The SEC’s NCAA playbook, with plenty of practice thanks to a century of cheating, comes straight from the Mike Slive era. It involves saying less than nothing. Ole Miss just couldn’t help itself, and the persistent public leaks and brushfires led to a contentious case. Slive’s old playbook has long been to stay quiet publicly and take your medicine. He’s long retired, but the advice would have resonated here. Ole Miss stayed so concerned with salvaging the next recruit and news cycle that they ended up becoming a poster child for petulance that the Committee couldn’t wait to spank.
“If you are going to deny a violation, which may be totally appropriate to do, you had better be sure that you are on strong evidentiary grounds,” said Stuart Brown, an independent attorney based in Atlanta, who spoke generally about recent NCAA cases.
Ole Miss attempted at times to try its case in the media, and the whole effort came off like a years-long message board screed of desperation that, predictably, only appeased the likes of RebelFan64 and other such conspiracy theorists. “The leaks are, they’re tough on the process,” Christopher said. “This is meant to be a confidential process to protect the institution and people involved.”
Earlier in the call, amid his opening script, he went out of his way to mention the persistent leaks in this case. It was a familiar echo from the North Carolina case. “As a membership-led organization, it’s important for us all to participate in good faith.” Translation: Ole Miss was so concerned with messaging recruits and fans they irked those holding the NCAA hammer.
Move over Mike Garrett, your tortured NCAA case that culminated in 2010 while the athletic director at USC finally has a peer for administrative mishandling.
“They had this denial and arrogant stance that was troublesome,” said a source familiar with the case. “They kept making public comments that were designed to help with recruiting to calm the fan base.”
About the only thing that fell right for Ole Miss officials was that the Friday news dump turned out to be glorious timing, with Tennessee’s debacle of a coaching search marching gloriously to the weekend and Florida State’s Jimbo Fisher departing for Texas A&M.
The school’s own chancellor called the heavy booster involvement “disturbingly questionable.” The NCAA Committee on Infractions branded Ole Miss as the epitome of a football culture gone wrong, with 12 boosters and six staff members arranging $37,000 in illicit payments and benefits for recruits. Perhaps the most stinging critique from the NCAA was the notion that none of this came as a particular surprise.
Considering Ole Miss endured significant penalties in 1986 and 1994 for similar issues – “a recurring culture of noncompliance in the football program” according to the report – the attitude of the NCAA was that this type of behavior at Ole Miss had become expected, rather than the exception.

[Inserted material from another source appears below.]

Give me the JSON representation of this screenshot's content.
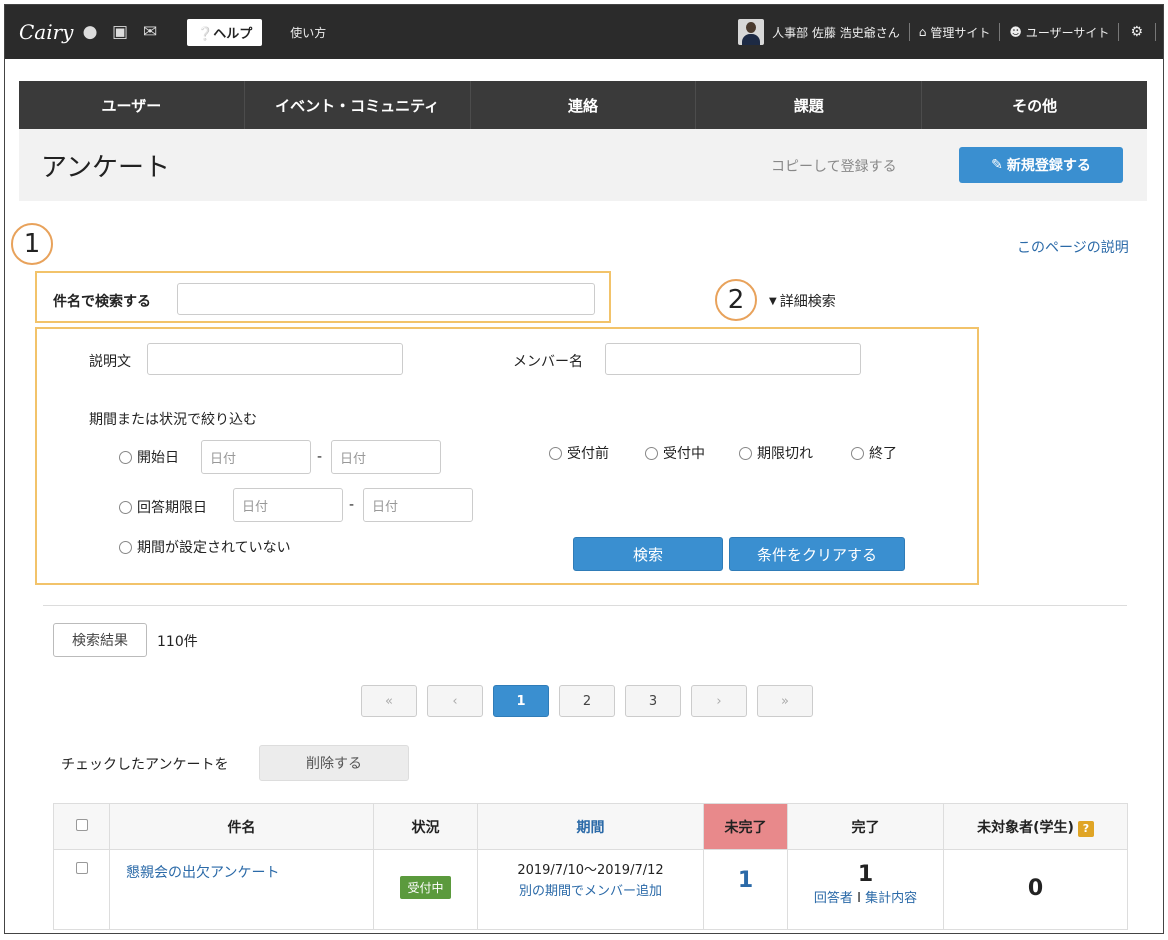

The exception, it turned out, was the Ole Miss’ ballyhooed recruiting class in 2013. That was the one with the Top 10 ranking that turned out to be both historically good and suspicious. Ole Miss has fought since then what Freeze would call “the narrative” the school cheated.
The narrative got its most definitive chapter today. Ole Miss will appeal the bowl ban, on grounds that it’s too harsh. But after reading the tone of the 82 pages in the NCAA’s report, the Committee doesn’t sound likely to move.
The report will now serve as an 82-page cautionary tale for schools in trouble.